**Problem requirements:** Look through the records, and wherever the string "kind" turns up, copy out that line.

**Task material:**

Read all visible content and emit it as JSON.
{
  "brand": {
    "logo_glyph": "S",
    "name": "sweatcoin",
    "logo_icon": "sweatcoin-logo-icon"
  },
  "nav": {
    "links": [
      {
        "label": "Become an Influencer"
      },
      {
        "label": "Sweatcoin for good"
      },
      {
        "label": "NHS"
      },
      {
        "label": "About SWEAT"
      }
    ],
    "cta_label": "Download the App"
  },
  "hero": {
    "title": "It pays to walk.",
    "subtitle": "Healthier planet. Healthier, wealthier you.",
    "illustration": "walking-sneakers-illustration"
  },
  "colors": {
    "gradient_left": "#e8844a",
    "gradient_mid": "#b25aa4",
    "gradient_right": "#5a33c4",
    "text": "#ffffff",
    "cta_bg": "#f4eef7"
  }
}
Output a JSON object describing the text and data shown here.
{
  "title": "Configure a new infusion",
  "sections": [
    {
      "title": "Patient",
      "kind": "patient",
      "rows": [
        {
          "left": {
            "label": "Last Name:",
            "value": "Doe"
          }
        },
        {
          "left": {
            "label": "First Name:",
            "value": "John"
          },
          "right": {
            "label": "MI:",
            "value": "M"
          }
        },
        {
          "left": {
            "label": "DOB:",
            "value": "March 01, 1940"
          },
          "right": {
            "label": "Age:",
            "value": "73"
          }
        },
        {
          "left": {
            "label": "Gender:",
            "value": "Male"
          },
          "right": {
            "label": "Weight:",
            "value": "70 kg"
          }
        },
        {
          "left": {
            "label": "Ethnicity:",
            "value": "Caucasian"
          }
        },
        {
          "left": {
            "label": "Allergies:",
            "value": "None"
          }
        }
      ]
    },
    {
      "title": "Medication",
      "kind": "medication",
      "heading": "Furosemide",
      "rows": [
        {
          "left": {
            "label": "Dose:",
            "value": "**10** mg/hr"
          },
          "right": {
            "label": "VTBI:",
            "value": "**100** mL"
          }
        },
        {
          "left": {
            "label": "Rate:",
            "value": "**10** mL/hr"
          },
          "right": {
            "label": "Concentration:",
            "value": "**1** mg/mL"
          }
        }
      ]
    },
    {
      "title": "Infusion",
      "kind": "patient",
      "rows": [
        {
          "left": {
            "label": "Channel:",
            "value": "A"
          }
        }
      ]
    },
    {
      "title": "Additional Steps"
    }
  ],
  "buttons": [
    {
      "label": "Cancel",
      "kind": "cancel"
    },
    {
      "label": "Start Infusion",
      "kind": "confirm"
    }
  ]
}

**Problem solution:**
      "kind": "patient",
      "kind": "medication",
      "kind": "patient",
      "kind": "cancel"
      "kind": "confirm"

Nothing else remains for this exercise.